This afternoon, Apple has made an official statement on their investigation of "the theft of photos of certain celebrities." They make clear that when they "learned of the theft, we were outraged and immediately mobilized Apple’s engineers to discover the source." For those of you just learning of this leak of explicit photos, please head back to our safety guide for iCloud, Facebook, and Google+ as well.
This week a leak of explicit celebrity photos has summoned the need for additional security measures. Not just the kind of security measures you take by purchasing "keep me private" apps and the like, but the kind that includes common sense and the flipping of a few key switches in your phone. As it turns out - you CAN take whatever photos you like without having them leaked to the public.
It was an unfortunate weekend for a handful of celebrities, with an unknown hacker on 4chan posting a plethora of photos -- some explicit -- of various well-known individuals in exchange for Bitcoin.

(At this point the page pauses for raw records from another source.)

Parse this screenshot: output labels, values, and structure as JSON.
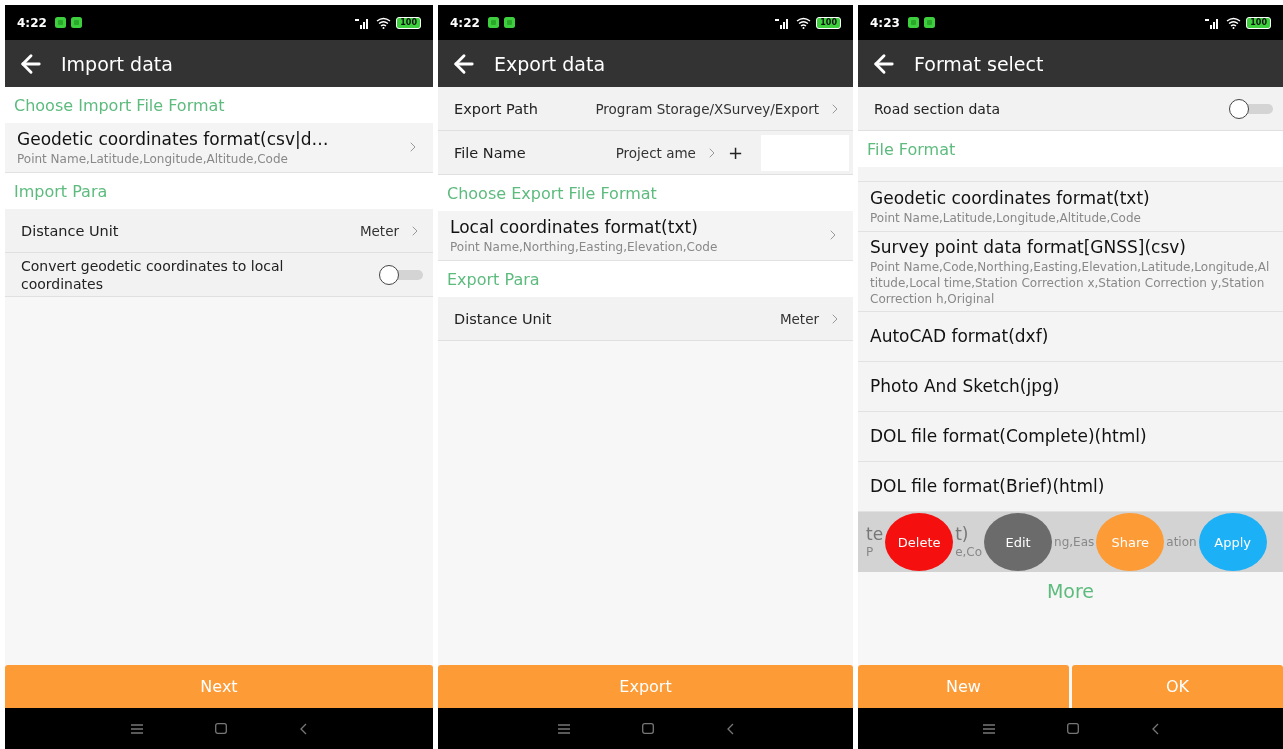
{
  "screens": [
    {
      "status": {
        "time": "4:22",
        "battery": "100"
      },
      "title": "Import data",
      "rows": [
        {
          "kind": "section",
          "label": "Choose Import File Format"
        },
        {
          "kind": "format",
          "title": "Geodetic coordinates format(csv|d…",
          "subtitle": "Point Name,Latitude,Longitude,Altitude,Code",
          "chevron": true
        },
        {
          "kind": "section",
          "label": "Import Para"
        },
        {
          "kind": "value",
          "label": "Distance Unit",
          "value": "Meter"
        },
        {
          "kind": "toggle",
          "label": "Convert geodetic coordinates to local coordinates",
          "on": false
        }
      ],
      "buttons": [
        "Next"
      ]
    },
    {
      "status": {
        "time": "4:22",
        "battery": "100"
      },
      "title": "Export data",
      "rows": [
        {
          "kind": "value",
          "label": "Export Path",
          "value": "Program Storage/XSurvey/Export"
        },
        {
          "kind": "filename",
          "label": "File Name",
          "value": "Project ame",
          "plus": "+"
        },
        {
          "kind": "section",
          "label": "Choose Export File Format"
        },
        {
          "kind": "format",
          "title": "Local coordinates format(txt)",
          "subtitle": "Point Name,Northing,Easting,Elevation,Code",
          "chevron": true
        },
        {
          "kind": "section",
          "label": "Export Para"
        },
        {
          "kind": "value",
          "label": "Distance Unit",
          "value": "Meter"
        }
      ],
      "buttons": [
        "Export"
      ]
    },
    {
      "status": {
        "time": "4:23",
        "battery": "100"
      },
      "title": "Format select",
      "rows": [
        {
          "kind": "toggle",
          "label": "Road section data",
          "on": false
        },
        {
          "kind": "section",
          "label": "File Format"
        },
        {
          "kind": "partial"
        },
        {
          "kind": "format",
          "title": "Geodetic coordinates format(txt)",
          "subtitle": "Point Name,Latitude,Longitude,Altitude,Code",
          "chevron": false
        },
        {
          "kind": "format",
          "title": "Survey point data format[GNSS](csv)",
          "subtitle": "Point Name,Code,Northing,Easting,Elevation,Latitude,Longitude,Altitude,Local time,Station Correction x,Station Correction y,Station Correction h,Original",
          "chevron": false
        },
        {
          "kind": "format",
          "title": "AutoCAD format(dxf)",
          "chevron": false
        },
        {
          "kind": "format",
          "title": "Photo And Sketch(jpg)",
          "chevron": false
        },
        {
          "kind": "format",
          "title": "DOL file format(Complete)(html)",
          "chevron": false
        },
        {
          "kind": "format",
          "title": "DOL file format(Brief)(html)",
          "chevron": false
        },
        {
          "kind": "swipe",
          "segments": [
            {
              "kind": "text",
              "title": "te",
              "subtitle": "P"
            },
            {
              "kind": "action",
              "label": "Delete",
              "color": "#f50f0f"
            },
            {
              "kind": "text",
              "title": "t)",
              "subtitle": "e,Co"
            },
            {
              "kind": "action",
              "label": "Edit",
              "color": "#6b6b6b"
            },
            {
              "kind": "text",
              "subtitle": "ng,Eas"
            },
            {
              "kind": "action",
              "label": "Share",
              "color": "#fd9b36"
            },
            {
              "kind": "text",
              "subtitle": "ation"
            },
            {
              "kind": "action",
              "label": "Apply",
              "color": "#1cb0f6"
            }
          ]
        },
        {
          "kind": "link",
          "label": "More"
        }
      ],
      "buttons": [
        "New",
        "OK"
      ]
    }
  ]
}
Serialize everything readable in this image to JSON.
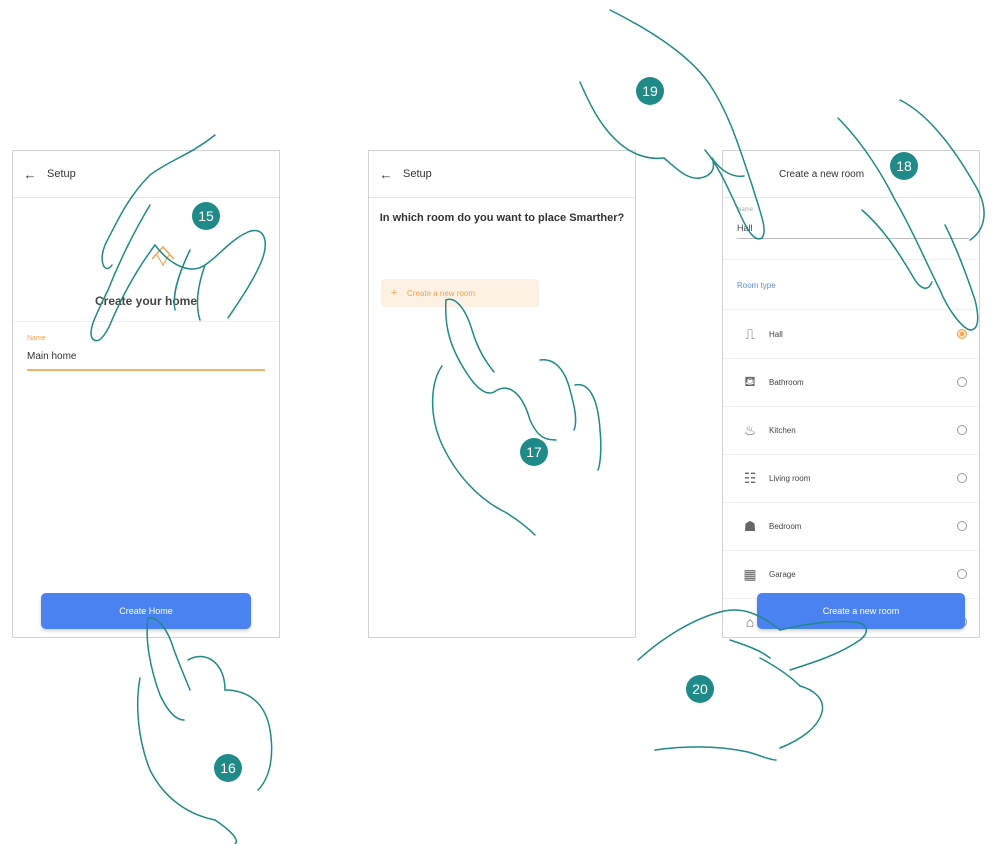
{
  "screen1": {
    "header_title": "Setup",
    "heading": "Create your home",
    "name_label": "Name",
    "name_value": "Main home",
    "button": "Create Home"
  },
  "screen2": {
    "header_title": "Setup",
    "question": "In which room do you want to place Smarther?",
    "create_room": "Create a new room"
  },
  "screen3": {
    "header_title": "Create a new room",
    "name_label": "Name",
    "name_value": "Hall",
    "room_type_label": "Room type",
    "rooms": [
      {
        "label": "Hall",
        "icon": "⎍",
        "selected": true
      },
      {
        "label": "Bathroom",
        "icon": "⛾",
        "selected": false
      },
      {
        "label": "Kitchen",
        "icon": "♨",
        "selected": false
      },
      {
        "label": "Living room",
        "icon": "☷",
        "selected": false
      },
      {
        "label": "Bedroom",
        "icon": "☗",
        "selected": false
      },
      {
        "label": "Garage",
        "icon": "▦",
        "selected": false
      }
    ],
    "button": "Create a new room"
  },
  "steps": [
    "15",
    "16",
    "17",
    "18",
    "19",
    "20"
  ],
  "colors": {
    "accent": "#f2a24a",
    "primary_button": "#4b82f2",
    "step_badge": "#1f8a87",
    "hand_outline": "#1f8a87"
  }
}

Details on how, exactly, this individual came to acquire the content isn't yet known, but many have been quick to peg Apple's iCloud as the source.
This week its become official: Apple is using China Telecom data centers to extend iCloud storage of user data. China’s Telecom platform began being utilized by Apple on August 8th, this after 15 months of "stringent tests and evaluation" according to China Telecom.
Apple Maps has seen its share of issues, but Apple has slowly been working those kinks out over time. Now that Apple Maps is vastly better, it seems as though Apple might be ready to lean on it a bit more. The Find my iPhone feature in iCloud has been reported by many to be using Apple Maps — not Google Maps as it has been.
Apple’s iCloud was always a handy back-end utility, but hasn’t quite made its presence felt in the cloud storage discussion. To that end, Appel announced iCloud Drive at WWDC, which acts more like the cloud option we have with various other services. Another step in the iOS 8 beta rollout suggests iCloud Drive will be available from the web.
WWDC 2014 is over, and while it may not have brought us new hardware, it did give iOS 8 and OS X Yosemite their official reveal, key software launches in Apple’s master plan. As is so often the case, though, the devil is in the details, and in among the developer sessions a picture of context, device ubiquity, and cross-platform identity gradually made itself clear; one which could have huge implications for Apple’s upcoming push into wearables.